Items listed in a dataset

※ ※ ※

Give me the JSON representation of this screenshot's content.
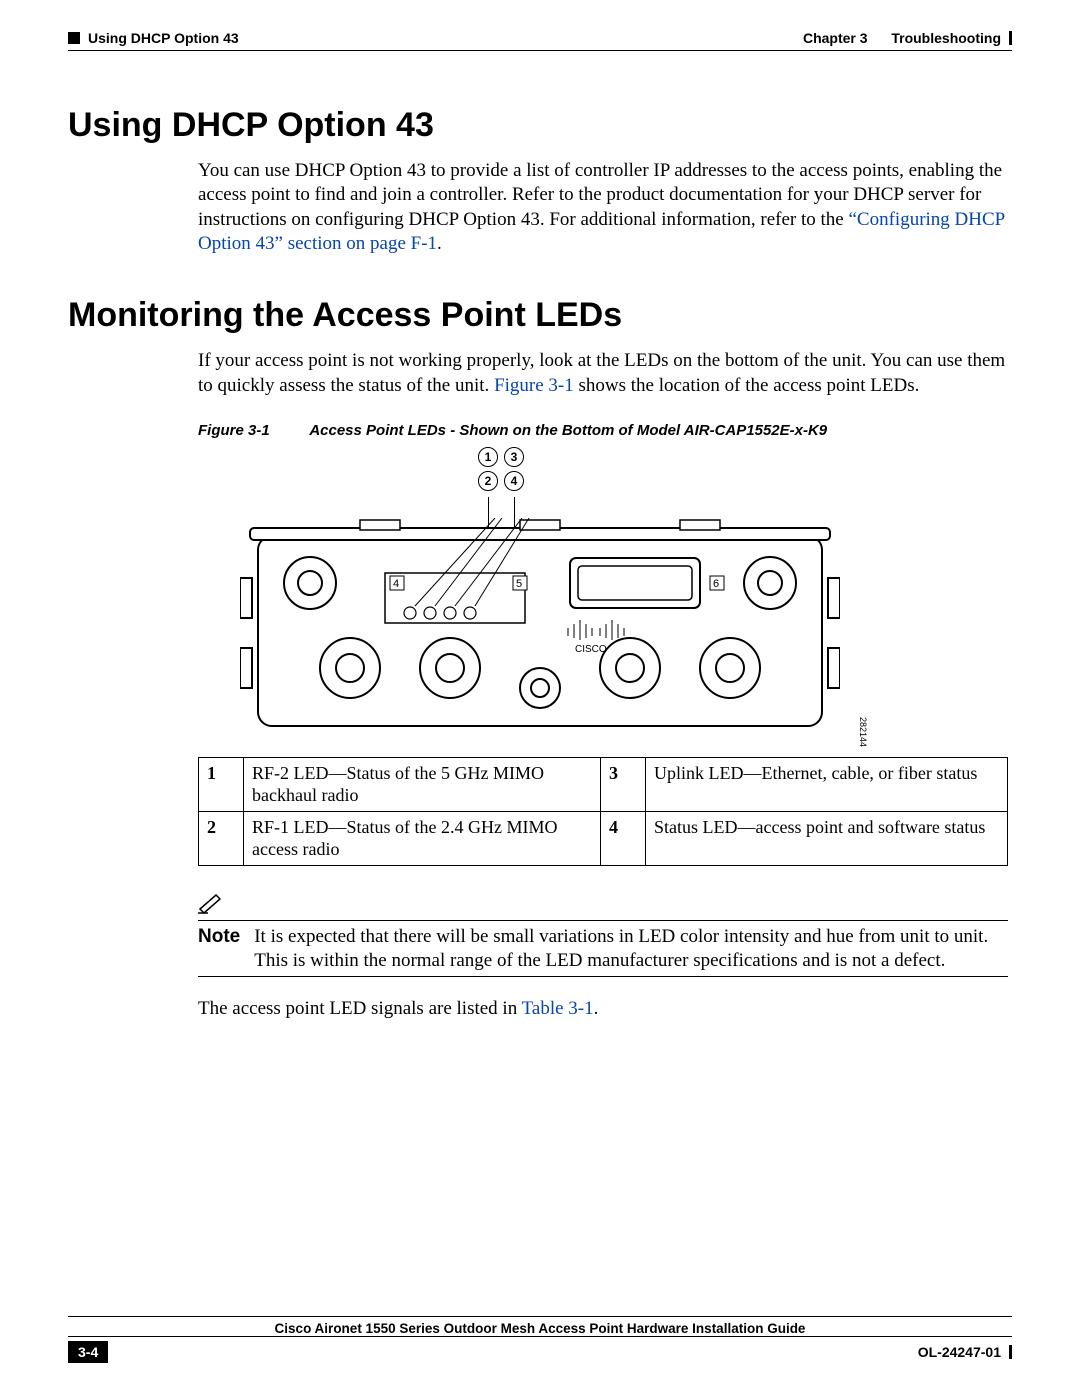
{
  "header": {
    "section": "Using DHCP Option 43",
    "chapter_label": "Chapter 3",
    "chapter_title": "Troubleshooting"
  },
  "sections": {
    "dhcp": {
      "title": "Using DHCP Option 43",
      "para_a": "You can use DHCP Option 43 to provide a list of controller IP addresses to the access points, enabling the access point to find and join a controller. Refer to the product documentation for your DHCP server for instructions on configuring DHCP Option 43. For additional information, refer to the ",
      "xref": "“Configuring DHCP Option 43” section on page F-1",
      "para_b": "."
    },
    "leds": {
      "title": "Monitoring the Access Point LEDs",
      "para_a": "If your access point is not working properly, look at the LEDs on the bottom of the unit. You can use them to quickly assess the status of the unit. ",
      "xref": "Figure 3-1",
      "para_b": " shows the location of the access point LEDs."
    }
  },
  "figure": {
    "num": "Figure 3-1",
    "caption": "Access Point LEDs - Shown on the Bottom of Model AIR-CAP1552E-x-K9",
    "callouts": [
      "1",
      "2",
      "3",
      "4"
    ],
    "internal_labels": [
      "4",
      "5",
      "6"
    ],
    "part_number": "282144"
  },
  "legend": [
    {
      "n": "1",
      "d": "RF-2 LED—Status of the 5 GHz MIMO backhaul radio",
      "n2": "3",
      "d2": "Uplink LED—Ethernet, cable, or fiber status"
    },
    {
      "n": "2",
      "d": "RF-1 LED—Status of the 2.4 GHz MIMO access radio",
      "n2": "4",
      "d2": "Status LED—access point and software status"
    }
  ],
  "note": {
    "label": "Note",
    "text": "It is expected that there will be small variations in LED color intensity and hue from unit to unit. This is within the normal range of the LED manufacturer specifications and is not a defect."
  },
  "after_note": {
    "a": "The access point LED signals are listed in ",
    "xref": "Table 3-1",
    "b": "."
  },
  "footer": {
    "guide": "Cisco Aironet 1550 Series Outdoor Mesh Access Point Hardware Installation Guide",
    "page": "3-4",
    "docnum": "OL-24247-01"
  }
}
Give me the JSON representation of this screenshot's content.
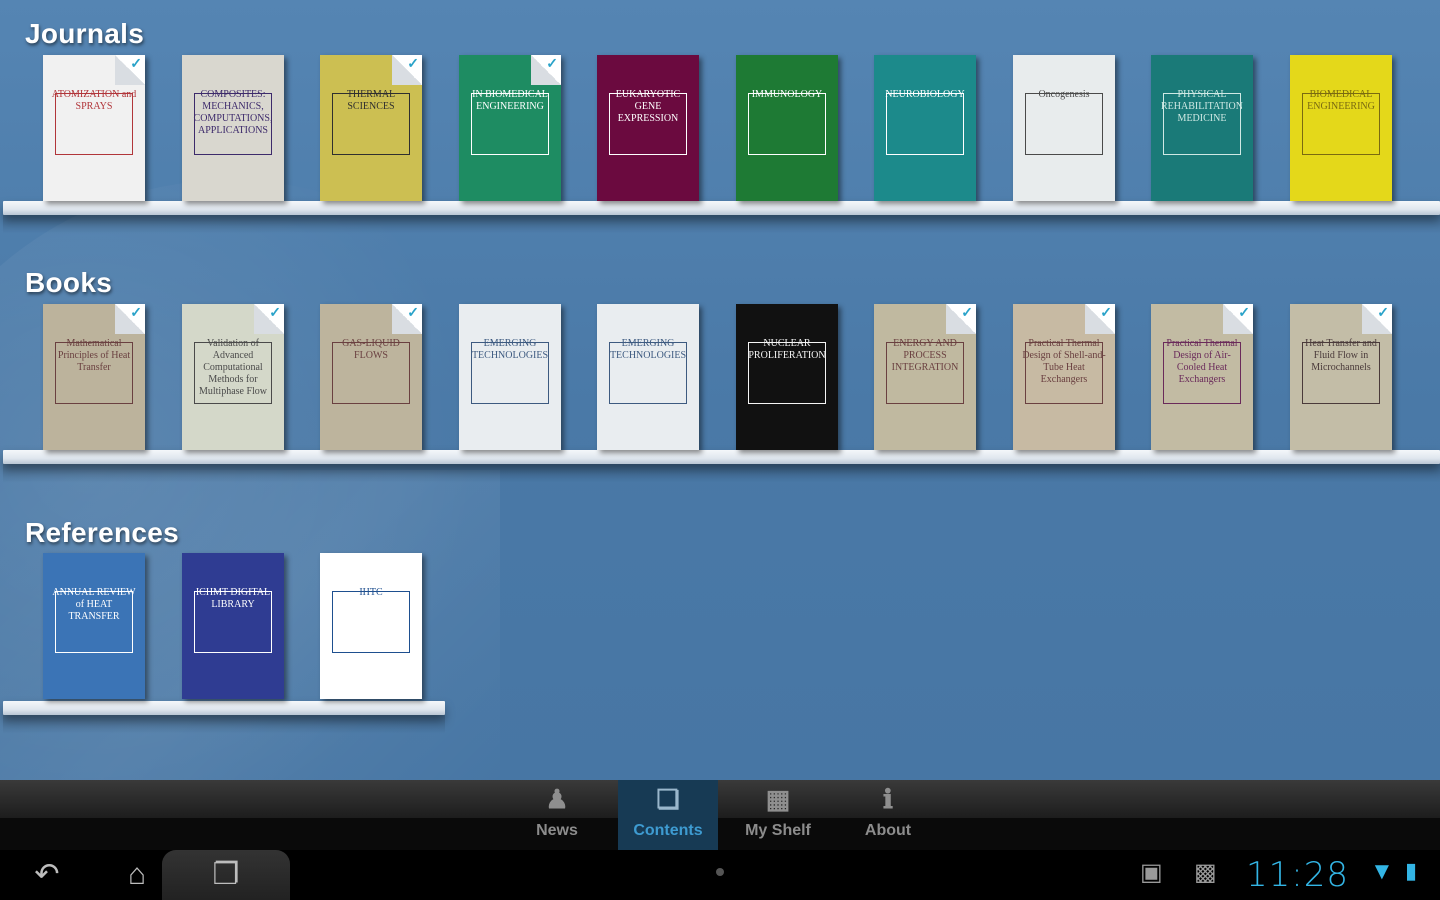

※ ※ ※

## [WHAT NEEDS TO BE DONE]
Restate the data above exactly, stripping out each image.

## [ANSWER TO THIS PROBLEM]
Give me the JSON representation of this screenshot's content.
{
  "header": {
    "section": "Using DHCP Option 43",
    "chapter_label": "Chapter 3",
    "chapter_title": "Troubleshooting"
  },
  "sections": {
    "dhcp": {
      "title": "Using DHCP Option 43",
      "para_a": "You can use DHCP Option 43 to provide a list of controller IP addresses to the access points, enabling the access point to find and join a controller. Refer to the product documentation for your DHCP server for instructions on configuring DHCP Option 43. For additional information, refer to the ",
      "xref": "“Configuring DHCP Option 43” section on page F-1",
      "para_b": "."
    },
    "leds": {
      "title": "Monitoring the Access Point LEDs",
      "para_a": "If your access point is not working properly, look at the LEDs on the bottom of the unit. You can use them to quickly assess the status of the unit. ",
      "xref": "Figure 3-1",
      "para_b": " shows the location of the access point LEDs."
    }
  },
  "figure": {
    "num": "Figure 3-1",
    "caption": "Access Point LEDs - Shown on the Bottom of Model AIR-CAP1552E-x-K9",
    "callouts": [
      "1",
      "2",
      "3",
      "4"
    ],
    "internal_labels": [
      "4",
      "5",
      "6"
    ],
    "part_number": "282144"
  },
  "legend": [
    {
      "n": "1",
      "d": "RF-2 LED—Status of the 5 GHz MIMO backhaul radio",
      "n2": "3",
      "d2": "Uplink LED—Ethernet, cable, or fiber status"
    },
    {
      "n": "2",
      "d": "RF-1 LED—Status of the 2.4 GHz MIMO access radio",
      "n2": "4",
      "d2": "Status LED—access point and software status"
    }
  ],
  "note": {
    "label": "Note",
    "text": "It is expected that there will be small variations in LED color intensity and hue from unit to unit. This is within the normal range of the LED manufacturer specifications and is not a defect."
  },
  "after_note": {
    "a": "The access point LED signals are listed in ",
    "xref": "Table 3-1",
    "b": "."
  },
  "footer": {
    "guide": "Cisco Aironet 1550 Series Outdoor Mesh Access Point Hardware Installation Guide",
    "page": "3-4",
    "docnum": "OL-24247-01"
  }
}
Give me the JSON representation of this screenshot's content.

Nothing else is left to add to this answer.